The second day in Tunisia started at 0630 – by which time it was already 30 degrees and about 95% humidity! The long-ingrained Australian habit of carrying water with you wherever you go definitely served me well 🙂
Getting out early meant that the souk wasn’t yet open – and it was relaxing to walk through the cobbled alleyways without the hassle of people trying to sell me trinkets. To be fair though, a lot of the economy around Hammamet and Tunisia is built on tourism – and the sellers rely on the income of tourists to eke out a livelihood.
The Yasmine Hammamet complex is so named for the jasmine plants that are around the resort – although there aren’t that many. The resort staff have continued the theme – and even the soap in the room smells of jasmine.
There’s a definite social hierarchy in the Residence too. At the top are the reception and management staff, dressed immaculately in business suits.
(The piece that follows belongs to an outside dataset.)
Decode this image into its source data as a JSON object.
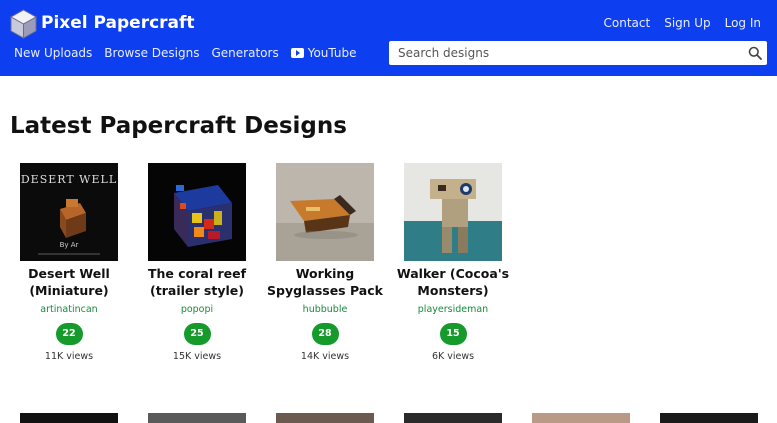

Next are the staff who help take bags to the room and at the bottom are the blue and white-clad domestic staff – all women – who clean rooms and do laundry. Their uniform – floor-length long sleeve white tunic with blue edging – is reminiscent of a nun’s habit. I haven’t quite figured out yet where the street vendors sit in the hierarchy – I think they’re around the same level as the gents who help take bags to the rooms. The separation of genders and gender roles is quite marked. Disappointing, but unsurpringly, there seems to be a correlation between the social hierarchy and ethnicity. Many of the domestic ladies are African, and there are also many Indian ladies. The staff who help take bags to rooms are invariably African, while the management and reception staff are predominantly Arab or French-Arab.
The staff here are very friendly – they’re probably instructed to be so – but I’ve had the opportunity to chat to a few in my broken French. When asked where I come from, there’s definite surprise at the response of ‘je suis Australien‘ – Aussies are rarities en Tunisie. Often I’m mistaken for Austrian instead! One of the gents – Hesham – turned out to be rather friendly and wanted to walk everywhere arm in arm. He seemed to take it rather well when I explained my boyfriend wouldn’t approve 🙂 Next time it might be a good idea to wear a wedding ring (as I did when travelling in Indonesia) – it just stops a lot of questions – “Madame et mademoiselle“?
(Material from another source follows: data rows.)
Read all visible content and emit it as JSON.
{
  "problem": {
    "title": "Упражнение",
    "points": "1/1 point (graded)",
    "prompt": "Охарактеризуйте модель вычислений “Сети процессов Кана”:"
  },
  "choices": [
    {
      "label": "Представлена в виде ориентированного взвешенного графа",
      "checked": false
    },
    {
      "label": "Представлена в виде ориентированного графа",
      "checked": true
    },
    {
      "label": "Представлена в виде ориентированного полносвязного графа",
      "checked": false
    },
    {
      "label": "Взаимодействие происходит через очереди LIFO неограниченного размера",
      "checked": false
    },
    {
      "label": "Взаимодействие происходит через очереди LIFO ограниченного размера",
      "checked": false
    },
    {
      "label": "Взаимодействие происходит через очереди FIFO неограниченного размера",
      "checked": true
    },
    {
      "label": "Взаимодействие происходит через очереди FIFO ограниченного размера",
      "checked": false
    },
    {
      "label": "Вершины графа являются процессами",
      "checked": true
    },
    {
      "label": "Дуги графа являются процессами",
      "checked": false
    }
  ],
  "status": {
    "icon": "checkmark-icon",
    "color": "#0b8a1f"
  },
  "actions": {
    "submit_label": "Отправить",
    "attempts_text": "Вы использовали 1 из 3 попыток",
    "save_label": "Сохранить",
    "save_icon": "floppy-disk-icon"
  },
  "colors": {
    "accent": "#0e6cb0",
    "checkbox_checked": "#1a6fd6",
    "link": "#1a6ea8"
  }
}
My first taste of breakfast at Yasmine Hammamet was delicious. The area around Tunisia grows a lot of grapes and stone fruit, and breakfast consisted of la grillade with tomatoes, scrambled eggs (yum) and sausage and ham (avoided), generally catering to English and German tastes. There were also a lot of breakfast pastries and toast, served with huge bowlfuls of fig jam, apricot jam and quince jam – delicious! Oh, and the coffee here is hot, brewed, and strong. Delice!
The land around Hammamet is sandy and rocky; the city is flanked by tall mountains with evergreen trees – mostly conifers and cypress. The land seems too barren to yield such beauties. Travelling by road, you see piles of rubble in many places, where it seems buildings have been knocked down and not yet rebuilt. Many buildings seem to be either dishevilled or in a state of disrepair; like the carpenters have downed tools and are waiting to come back from lunch. Again, the sense of Tunisia being a country trapped between the past and the future is echoed. On one building you will see massive solar panels and satellite dishes; the next will have washing strung across an open roof house.
The houses are interesting; square, generally clay or mud brick that is rendered in various shades of white, grey or brown, and on the more expensive ones there will be blue- or green-painted iron work, harking back to Tunisia’s French colonial history. There does not seem to be a sense of pride about many of them though; weedy plants line streets, punctuated with litter and piles of rubble and broken tiles. The French influence is seen too in the cars on the road; many are Peugeot or Citroen.
The highlight of today was definitely the ruins in Carthage. This ancient civilisation was quite advanced; the remains of a fully operational aquaduct system can still be seem amongst the tile and marble in the ruins. Evidence of master stonemasonry can be seen in the intricate carvings and marble columns; in one way it makes you wonder whether the automation of today that is supposed to give us so much free time is worth it. Here, it would have taken months to carve a single stone plinth, but it’s lasted for millenia. Palms and date trees would have flanked hand-cut stone arches, while women did washing and cooking in ceramic pots that still exist to this day.
Next on the sightseeing tour was Sidi Bou Said, where the main attraction are the houses painted white with blue trim; this was lovely, but very touristy.